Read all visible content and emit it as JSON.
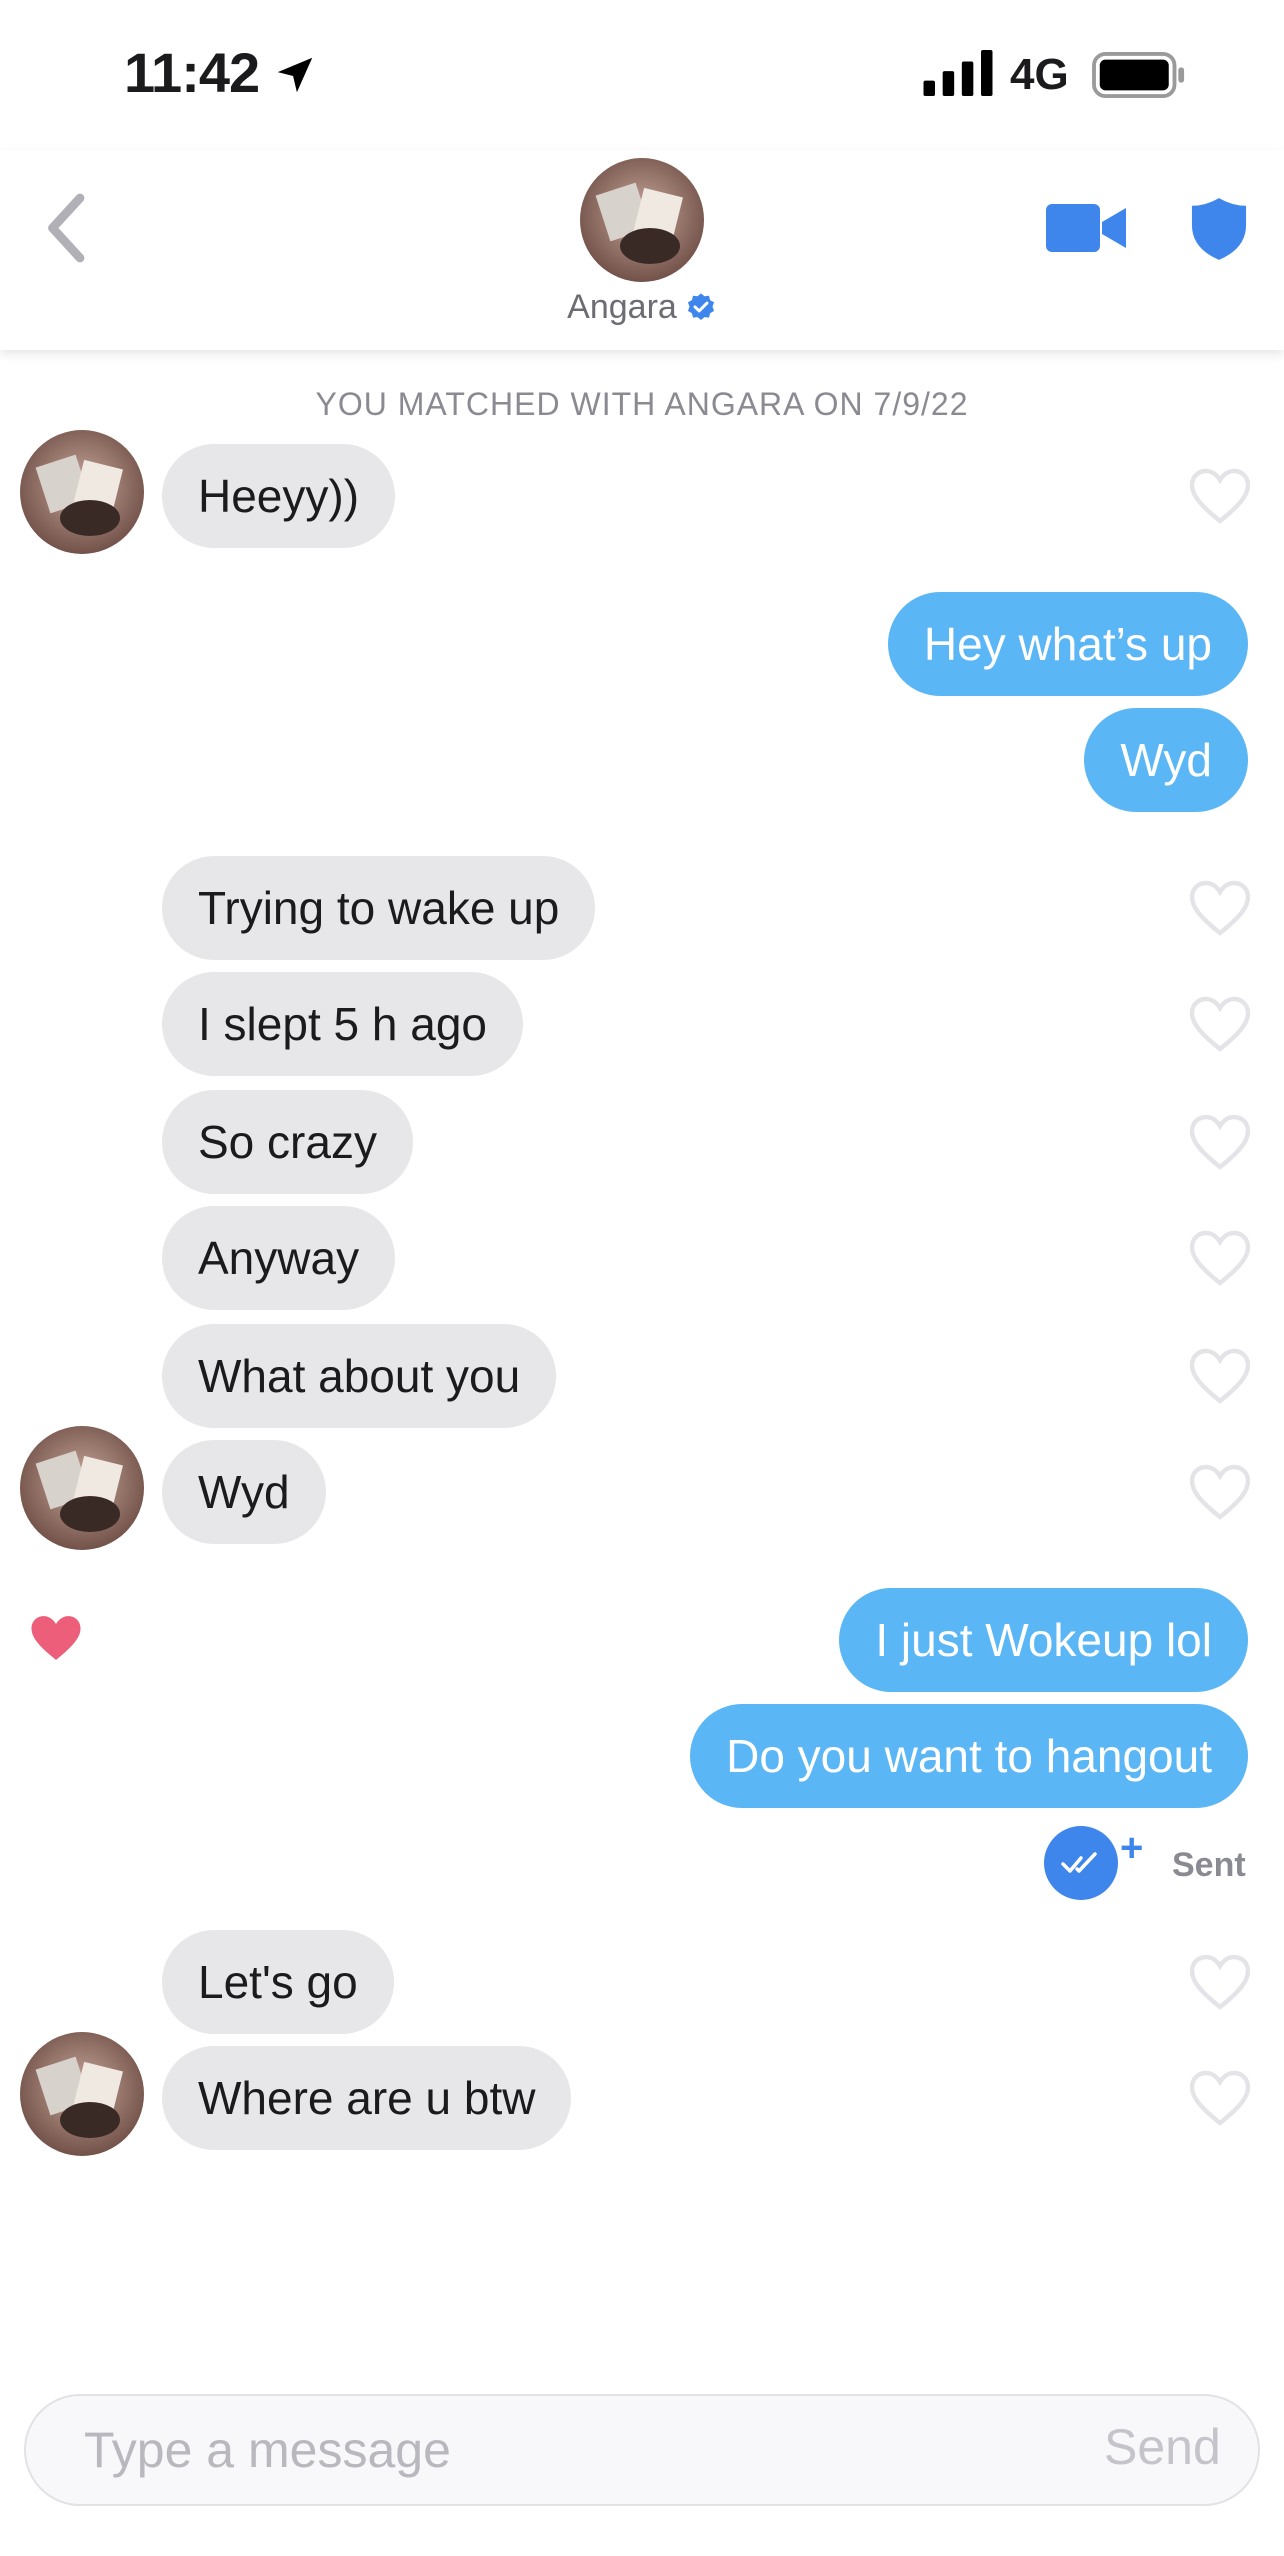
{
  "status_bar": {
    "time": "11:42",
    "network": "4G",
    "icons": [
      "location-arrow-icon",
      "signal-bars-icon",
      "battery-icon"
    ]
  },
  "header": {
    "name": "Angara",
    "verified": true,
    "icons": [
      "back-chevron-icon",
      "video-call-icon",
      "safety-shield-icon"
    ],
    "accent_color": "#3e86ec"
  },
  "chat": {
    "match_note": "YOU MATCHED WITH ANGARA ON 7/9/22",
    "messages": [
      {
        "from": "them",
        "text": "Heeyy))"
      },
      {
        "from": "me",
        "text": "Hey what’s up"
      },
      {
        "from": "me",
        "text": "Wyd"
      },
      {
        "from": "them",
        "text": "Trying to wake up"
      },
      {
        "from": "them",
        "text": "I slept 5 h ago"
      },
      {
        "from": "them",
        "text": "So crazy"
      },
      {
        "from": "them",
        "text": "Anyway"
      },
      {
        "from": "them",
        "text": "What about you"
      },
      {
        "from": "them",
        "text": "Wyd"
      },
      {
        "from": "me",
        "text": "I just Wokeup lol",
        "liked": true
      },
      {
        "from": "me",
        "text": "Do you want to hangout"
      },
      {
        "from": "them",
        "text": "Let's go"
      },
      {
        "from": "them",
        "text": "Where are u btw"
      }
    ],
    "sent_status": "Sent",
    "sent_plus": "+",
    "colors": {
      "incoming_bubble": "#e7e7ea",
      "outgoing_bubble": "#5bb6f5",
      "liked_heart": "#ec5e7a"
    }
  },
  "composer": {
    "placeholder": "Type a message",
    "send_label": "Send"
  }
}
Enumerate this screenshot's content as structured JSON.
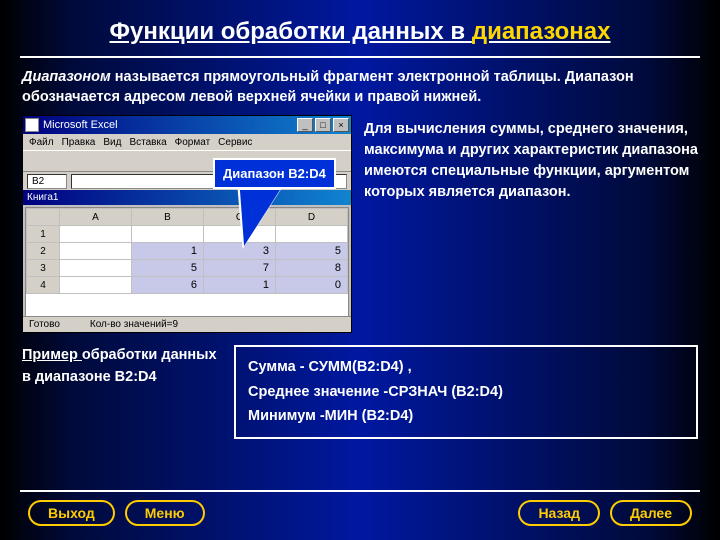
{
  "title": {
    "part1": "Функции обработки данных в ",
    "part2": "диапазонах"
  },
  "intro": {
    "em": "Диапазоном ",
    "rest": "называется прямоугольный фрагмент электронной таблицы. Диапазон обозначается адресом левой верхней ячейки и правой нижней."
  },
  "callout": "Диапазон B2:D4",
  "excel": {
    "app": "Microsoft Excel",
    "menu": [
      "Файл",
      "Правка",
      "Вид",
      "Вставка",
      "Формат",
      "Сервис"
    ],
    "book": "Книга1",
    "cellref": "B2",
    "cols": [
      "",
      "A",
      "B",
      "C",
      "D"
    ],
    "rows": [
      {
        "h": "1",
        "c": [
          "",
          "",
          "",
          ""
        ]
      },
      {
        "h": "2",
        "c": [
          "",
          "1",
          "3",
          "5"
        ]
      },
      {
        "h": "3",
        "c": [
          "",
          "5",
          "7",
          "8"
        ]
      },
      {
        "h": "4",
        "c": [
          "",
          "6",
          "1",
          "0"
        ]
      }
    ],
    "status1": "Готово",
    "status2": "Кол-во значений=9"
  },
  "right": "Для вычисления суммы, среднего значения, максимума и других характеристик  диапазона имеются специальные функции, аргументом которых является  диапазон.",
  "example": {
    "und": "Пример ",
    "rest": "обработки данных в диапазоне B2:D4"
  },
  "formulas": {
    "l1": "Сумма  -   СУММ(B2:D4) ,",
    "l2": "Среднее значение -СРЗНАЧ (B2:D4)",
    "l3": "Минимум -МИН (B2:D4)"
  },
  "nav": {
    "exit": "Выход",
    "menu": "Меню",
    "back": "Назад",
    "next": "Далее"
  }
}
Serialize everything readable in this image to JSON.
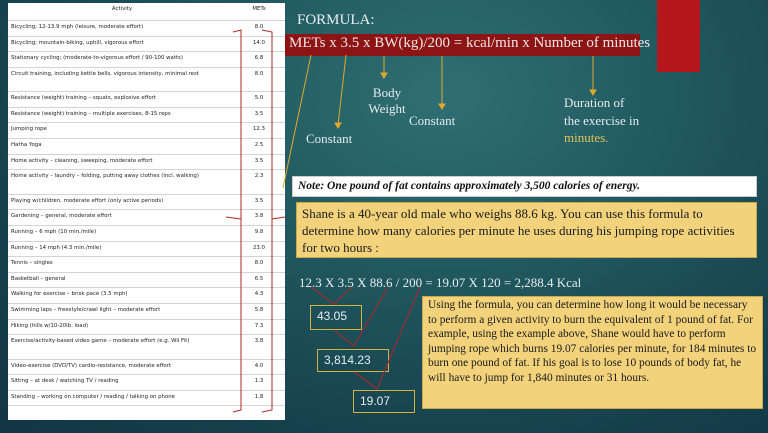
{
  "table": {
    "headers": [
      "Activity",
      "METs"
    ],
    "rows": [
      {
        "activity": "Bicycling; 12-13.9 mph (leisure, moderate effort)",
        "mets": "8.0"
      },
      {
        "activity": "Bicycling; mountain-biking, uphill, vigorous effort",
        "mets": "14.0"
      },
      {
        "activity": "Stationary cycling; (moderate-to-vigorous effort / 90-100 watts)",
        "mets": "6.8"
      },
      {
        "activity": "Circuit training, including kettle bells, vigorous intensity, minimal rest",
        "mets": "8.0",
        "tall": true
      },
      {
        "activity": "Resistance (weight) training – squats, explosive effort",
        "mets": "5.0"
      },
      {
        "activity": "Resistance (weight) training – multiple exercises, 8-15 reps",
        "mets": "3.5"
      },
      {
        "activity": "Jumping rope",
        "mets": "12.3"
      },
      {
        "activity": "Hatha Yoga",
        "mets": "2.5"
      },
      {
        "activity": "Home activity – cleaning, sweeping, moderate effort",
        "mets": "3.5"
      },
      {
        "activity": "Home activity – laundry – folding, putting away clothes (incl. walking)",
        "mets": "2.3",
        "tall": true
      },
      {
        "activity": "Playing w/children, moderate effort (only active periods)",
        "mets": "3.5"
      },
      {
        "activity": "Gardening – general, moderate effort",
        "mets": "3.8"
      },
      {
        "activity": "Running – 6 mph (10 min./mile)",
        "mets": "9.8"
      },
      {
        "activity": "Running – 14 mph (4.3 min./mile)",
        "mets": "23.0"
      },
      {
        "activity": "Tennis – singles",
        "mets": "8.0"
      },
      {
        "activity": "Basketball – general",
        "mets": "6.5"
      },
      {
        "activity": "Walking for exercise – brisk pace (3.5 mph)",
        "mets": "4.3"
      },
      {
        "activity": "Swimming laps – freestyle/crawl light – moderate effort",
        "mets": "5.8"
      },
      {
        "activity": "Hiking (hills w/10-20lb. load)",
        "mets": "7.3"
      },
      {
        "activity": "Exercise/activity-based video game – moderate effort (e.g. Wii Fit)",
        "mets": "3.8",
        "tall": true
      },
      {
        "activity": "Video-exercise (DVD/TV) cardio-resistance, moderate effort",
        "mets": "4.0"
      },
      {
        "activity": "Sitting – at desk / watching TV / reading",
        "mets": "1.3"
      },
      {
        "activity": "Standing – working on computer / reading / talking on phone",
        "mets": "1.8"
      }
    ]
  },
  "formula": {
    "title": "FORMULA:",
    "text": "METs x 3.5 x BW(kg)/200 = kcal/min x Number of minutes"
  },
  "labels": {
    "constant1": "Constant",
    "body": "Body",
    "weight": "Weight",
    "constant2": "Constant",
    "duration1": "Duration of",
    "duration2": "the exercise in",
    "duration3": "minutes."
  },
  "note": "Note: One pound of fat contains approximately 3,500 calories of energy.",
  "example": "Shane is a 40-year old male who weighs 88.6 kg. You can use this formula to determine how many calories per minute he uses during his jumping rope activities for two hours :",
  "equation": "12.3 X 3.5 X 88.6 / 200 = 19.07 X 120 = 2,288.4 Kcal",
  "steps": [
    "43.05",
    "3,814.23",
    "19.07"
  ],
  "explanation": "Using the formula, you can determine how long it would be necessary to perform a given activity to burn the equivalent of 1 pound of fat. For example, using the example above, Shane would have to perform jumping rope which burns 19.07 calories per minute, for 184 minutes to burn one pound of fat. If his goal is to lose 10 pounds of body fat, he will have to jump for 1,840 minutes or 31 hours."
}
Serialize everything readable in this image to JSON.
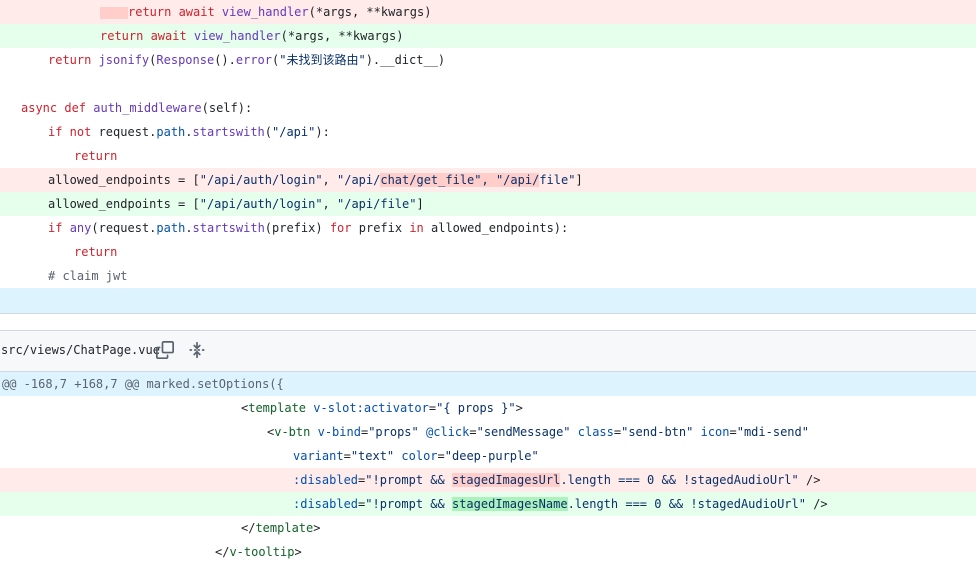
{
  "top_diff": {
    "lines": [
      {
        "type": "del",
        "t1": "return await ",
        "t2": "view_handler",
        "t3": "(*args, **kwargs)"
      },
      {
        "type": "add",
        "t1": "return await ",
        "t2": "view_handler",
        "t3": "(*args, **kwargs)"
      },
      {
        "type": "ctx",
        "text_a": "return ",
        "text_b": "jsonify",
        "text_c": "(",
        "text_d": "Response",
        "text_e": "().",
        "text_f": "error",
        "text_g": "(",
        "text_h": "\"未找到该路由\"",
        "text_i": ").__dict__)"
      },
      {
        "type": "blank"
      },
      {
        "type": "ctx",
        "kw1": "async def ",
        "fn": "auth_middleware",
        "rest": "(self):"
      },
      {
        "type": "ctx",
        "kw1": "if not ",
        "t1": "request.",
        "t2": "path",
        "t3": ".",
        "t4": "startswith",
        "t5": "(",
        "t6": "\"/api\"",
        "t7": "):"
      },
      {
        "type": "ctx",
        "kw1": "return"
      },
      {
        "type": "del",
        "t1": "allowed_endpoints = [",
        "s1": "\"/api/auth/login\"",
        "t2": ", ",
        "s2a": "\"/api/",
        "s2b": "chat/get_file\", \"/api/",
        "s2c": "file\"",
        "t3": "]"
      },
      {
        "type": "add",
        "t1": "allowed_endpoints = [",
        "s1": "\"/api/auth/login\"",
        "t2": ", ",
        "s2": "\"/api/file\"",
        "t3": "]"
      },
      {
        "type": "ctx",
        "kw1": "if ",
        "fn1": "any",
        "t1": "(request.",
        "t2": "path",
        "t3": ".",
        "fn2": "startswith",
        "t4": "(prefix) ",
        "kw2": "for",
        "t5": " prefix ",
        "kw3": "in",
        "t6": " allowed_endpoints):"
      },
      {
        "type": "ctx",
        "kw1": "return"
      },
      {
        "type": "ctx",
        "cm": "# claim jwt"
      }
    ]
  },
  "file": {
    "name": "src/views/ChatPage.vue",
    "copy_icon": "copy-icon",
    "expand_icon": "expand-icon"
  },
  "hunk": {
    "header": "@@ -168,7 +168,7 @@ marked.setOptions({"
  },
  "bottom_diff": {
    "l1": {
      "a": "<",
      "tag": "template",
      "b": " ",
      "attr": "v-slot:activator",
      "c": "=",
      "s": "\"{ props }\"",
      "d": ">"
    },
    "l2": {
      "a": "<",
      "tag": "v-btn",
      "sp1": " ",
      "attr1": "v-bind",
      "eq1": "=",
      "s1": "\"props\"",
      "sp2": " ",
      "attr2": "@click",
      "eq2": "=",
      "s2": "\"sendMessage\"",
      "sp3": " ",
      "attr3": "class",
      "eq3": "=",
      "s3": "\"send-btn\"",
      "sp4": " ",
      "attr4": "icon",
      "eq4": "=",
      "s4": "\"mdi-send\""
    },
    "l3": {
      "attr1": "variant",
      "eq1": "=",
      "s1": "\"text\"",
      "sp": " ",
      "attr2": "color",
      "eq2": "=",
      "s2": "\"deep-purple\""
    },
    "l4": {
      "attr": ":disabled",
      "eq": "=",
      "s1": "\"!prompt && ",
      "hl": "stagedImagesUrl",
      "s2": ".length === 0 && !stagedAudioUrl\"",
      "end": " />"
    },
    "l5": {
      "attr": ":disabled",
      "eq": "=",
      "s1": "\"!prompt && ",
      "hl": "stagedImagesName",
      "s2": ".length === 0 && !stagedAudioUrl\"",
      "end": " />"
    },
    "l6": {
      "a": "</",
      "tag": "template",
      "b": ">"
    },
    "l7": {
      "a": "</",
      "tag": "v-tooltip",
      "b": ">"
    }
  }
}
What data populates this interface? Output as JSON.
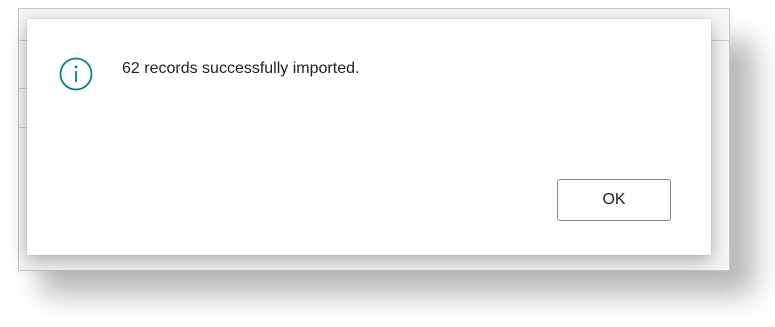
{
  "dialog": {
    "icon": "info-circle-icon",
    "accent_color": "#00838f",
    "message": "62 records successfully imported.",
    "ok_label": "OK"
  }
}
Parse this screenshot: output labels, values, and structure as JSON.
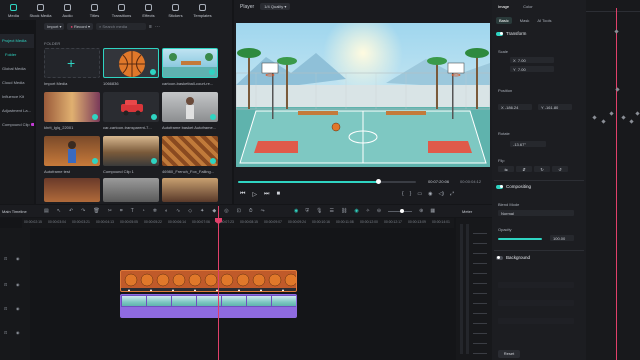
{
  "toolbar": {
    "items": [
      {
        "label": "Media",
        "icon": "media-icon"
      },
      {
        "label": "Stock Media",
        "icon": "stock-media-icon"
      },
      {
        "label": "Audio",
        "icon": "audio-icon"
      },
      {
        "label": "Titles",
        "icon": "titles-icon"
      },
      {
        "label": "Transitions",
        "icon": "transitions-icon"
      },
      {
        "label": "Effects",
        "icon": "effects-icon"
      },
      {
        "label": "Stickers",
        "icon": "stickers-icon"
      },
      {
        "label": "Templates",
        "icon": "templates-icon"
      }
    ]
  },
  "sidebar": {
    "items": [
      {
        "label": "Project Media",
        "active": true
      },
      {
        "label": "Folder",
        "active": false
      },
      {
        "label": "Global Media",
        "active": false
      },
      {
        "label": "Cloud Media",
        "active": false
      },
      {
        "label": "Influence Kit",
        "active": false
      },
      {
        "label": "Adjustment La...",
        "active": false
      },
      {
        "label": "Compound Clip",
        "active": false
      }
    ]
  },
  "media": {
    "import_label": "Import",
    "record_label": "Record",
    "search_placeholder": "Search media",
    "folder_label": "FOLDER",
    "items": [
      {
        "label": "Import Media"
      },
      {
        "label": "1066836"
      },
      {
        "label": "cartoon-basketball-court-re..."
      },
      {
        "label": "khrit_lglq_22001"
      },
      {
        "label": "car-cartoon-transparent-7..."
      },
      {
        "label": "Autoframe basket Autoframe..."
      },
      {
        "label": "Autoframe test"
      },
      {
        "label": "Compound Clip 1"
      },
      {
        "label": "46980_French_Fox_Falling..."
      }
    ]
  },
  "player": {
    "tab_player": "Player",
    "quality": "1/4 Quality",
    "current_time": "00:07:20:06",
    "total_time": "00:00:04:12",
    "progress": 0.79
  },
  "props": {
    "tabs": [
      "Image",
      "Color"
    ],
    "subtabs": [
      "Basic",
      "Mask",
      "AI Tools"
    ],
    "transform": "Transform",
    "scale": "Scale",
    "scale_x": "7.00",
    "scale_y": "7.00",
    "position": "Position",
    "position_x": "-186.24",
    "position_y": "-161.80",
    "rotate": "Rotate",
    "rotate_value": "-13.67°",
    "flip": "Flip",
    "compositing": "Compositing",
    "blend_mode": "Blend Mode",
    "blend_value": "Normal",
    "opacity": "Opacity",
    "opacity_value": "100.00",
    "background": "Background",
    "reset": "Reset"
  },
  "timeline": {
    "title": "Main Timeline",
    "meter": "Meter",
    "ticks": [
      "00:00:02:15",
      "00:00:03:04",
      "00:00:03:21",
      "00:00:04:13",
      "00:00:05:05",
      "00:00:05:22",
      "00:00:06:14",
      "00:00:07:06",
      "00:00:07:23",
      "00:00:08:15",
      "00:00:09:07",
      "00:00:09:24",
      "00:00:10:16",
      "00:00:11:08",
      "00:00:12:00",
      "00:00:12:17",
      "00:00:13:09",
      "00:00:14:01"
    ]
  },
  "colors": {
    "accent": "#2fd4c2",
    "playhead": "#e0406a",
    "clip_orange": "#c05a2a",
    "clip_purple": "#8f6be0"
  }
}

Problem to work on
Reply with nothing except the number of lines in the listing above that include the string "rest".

Response to this task
4